Shipping List/Delivery Receipt = Refined Sugar (SLDR) No. 1214 dated October 16, 1989 in the total quantity of 25, 000 bags." The Civil Code defines a contract of agency as follows: "Art. 1868. By the contract of agency a person binds himself to render some service or to do something in representation or on behalf of another, with the consent or authority of the latter." From Article 1868 it is clear that the basis of agency is representation. On the part of the principal, there must be an actual intention to appoint or an intention naturally inferable from his words or actions; and on the part of the agent, there must be an intention to accept the appointment and act on it, and in the absence of such intent, there is generally no agency. One factor which most clearly distinguishes agency from other legal concepts is control; one person - the agent - agrees to act under the control or direction of another the principal. Indeed, the very word "agency" has come to connote control by the principal. The control factor, more than any other, has caused the courts to put contracts between principal and agent in a separate category. Where the relation of agency is dependent upon the acts of the parties, the law makes no presumption of agency, and it is always a fact to be proved, with the burden of proof resting upon the persons alleging the agency, to show not only the fact of its existence, but also its nature and extent. CSC was a buyer of the SLDFR form, and not an agent of STM. CSC was not subject to STM's control. The question of whether a contract is one of sale or agency depends on the intention of the parties as gathered from the whole scope and effect of the language employed. That the authorization given to CSC contained the phrase "for and in our (STM's) behalf" did not establish an agency. Ultimately, what is decisive is the intention of the parties. That no agency was meant to be established by the CSC and STM is clearly shown by CSC's communication to petitioner that SLDR No. 1214M had been "sold and endorsed" to it. The use of the words "sold and endorsed" means that STM and CSC intended a contract of sale, and not an agency. 2. NO. CA did not err when it refused to apply Article 1279 of NCC. VMC: Insists that its debt has been offset by its claim for STM's unpaid purchases, pursuant to Article 1279 NCC. However, TC and CA found that the purchase of sugar covered by SLDR No. 1214M was a separate and independent transaction; it was not a serial part of a single transaction or of one account contrary to petitioner's insistence. Evidence shows that VMC had been paid for the sugar purchased under SLDR No. 1214M. VMC clearly had the obligation to deliver said commodity to STM or its assignee. Since said sugar had been fully paid for, VMC and CSC, as assignee of STM, were not mutually creditors and debtors of each other. 3. YES. CA erred in ruling that the transaction was a contract to sell. It is a contract of sale. VMC: The sale of sugar under SLDR No. 1214M is a conditional sale or a contract to sell, with title to the sugar still remaining with the vendor. SLDR No. 1214M contains the following terms and conditions: "It is understood and agreed that by payment by buyer/trader of refined sugar and/or receipt of this document by the buyer/trader personally or through a representative, title to refined sugar is transferred to buyer/trader and delivery to him/it is deemed effected and completed and buyer/trader assumes full responsibility therefore The terms and conditions clearly show that VMC transferred title to the sugar to the buyer or his assignee upon payment of the purchase price. Said terms clearly establish

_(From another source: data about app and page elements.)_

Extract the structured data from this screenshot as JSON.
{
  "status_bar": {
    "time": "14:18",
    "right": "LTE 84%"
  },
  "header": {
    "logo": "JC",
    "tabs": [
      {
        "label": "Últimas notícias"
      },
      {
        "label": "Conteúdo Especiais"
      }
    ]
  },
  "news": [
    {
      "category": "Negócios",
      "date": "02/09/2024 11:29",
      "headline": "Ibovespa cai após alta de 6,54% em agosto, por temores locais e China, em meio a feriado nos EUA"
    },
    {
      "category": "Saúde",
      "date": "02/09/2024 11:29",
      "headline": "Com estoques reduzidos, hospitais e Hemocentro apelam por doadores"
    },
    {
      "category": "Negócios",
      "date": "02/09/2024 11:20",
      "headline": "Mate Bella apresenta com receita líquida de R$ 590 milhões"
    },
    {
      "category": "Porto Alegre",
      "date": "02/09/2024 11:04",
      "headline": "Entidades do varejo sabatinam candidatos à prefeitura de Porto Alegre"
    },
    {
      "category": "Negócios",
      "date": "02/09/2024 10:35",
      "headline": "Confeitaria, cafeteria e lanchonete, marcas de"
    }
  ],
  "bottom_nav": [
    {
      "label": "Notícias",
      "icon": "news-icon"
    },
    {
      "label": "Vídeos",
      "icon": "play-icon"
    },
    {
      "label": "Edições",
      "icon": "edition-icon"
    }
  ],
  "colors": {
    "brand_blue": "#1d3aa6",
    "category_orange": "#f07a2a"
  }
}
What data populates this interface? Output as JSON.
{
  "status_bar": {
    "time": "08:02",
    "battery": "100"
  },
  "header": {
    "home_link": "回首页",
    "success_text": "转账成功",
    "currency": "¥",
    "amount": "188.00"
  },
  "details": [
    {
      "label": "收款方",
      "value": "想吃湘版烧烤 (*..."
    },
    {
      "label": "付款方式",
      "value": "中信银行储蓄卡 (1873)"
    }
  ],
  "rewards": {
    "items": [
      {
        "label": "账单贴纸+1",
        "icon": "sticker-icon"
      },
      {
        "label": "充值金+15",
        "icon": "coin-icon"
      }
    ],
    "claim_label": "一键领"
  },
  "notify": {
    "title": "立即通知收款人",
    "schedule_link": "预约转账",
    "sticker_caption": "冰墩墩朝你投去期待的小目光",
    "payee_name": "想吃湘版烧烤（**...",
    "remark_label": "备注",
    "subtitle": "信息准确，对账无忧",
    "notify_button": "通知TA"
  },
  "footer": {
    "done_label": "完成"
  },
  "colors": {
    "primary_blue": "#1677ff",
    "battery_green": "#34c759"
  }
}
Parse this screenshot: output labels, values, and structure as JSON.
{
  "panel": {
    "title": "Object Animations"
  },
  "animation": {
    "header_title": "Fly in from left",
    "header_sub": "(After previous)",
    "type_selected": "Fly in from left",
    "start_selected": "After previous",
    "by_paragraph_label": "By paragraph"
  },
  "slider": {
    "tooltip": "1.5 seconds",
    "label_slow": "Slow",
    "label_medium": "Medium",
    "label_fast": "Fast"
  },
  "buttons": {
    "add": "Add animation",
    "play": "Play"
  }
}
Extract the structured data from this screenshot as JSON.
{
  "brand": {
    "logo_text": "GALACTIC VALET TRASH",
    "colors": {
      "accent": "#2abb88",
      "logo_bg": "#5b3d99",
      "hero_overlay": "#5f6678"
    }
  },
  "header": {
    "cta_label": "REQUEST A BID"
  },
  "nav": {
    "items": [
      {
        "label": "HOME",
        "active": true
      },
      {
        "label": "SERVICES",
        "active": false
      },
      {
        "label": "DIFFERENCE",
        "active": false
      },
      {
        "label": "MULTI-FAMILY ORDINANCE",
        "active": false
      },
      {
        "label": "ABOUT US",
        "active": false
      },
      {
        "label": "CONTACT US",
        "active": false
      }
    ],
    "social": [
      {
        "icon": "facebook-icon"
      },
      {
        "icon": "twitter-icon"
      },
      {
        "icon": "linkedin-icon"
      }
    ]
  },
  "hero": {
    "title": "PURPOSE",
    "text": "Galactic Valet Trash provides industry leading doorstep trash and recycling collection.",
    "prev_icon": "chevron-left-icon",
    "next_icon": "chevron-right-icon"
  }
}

a contract of sale, not a contract to sell. VMC is now estopped from alleging the contrary. Having transferred title to the sugar in question, VMC is now obliged to deliver it to the purchaser or its assignee. The contract is the law between the contracting parties. Where the terms and conditions so stipulated are not contrary to law, morals, good customs, public policy or public order, the contract is valid and must be upheld. DISPOSITIVE: The instant petition is DENIED for lack of merit. Costs against petitioner. Hannah Camille A. Marquez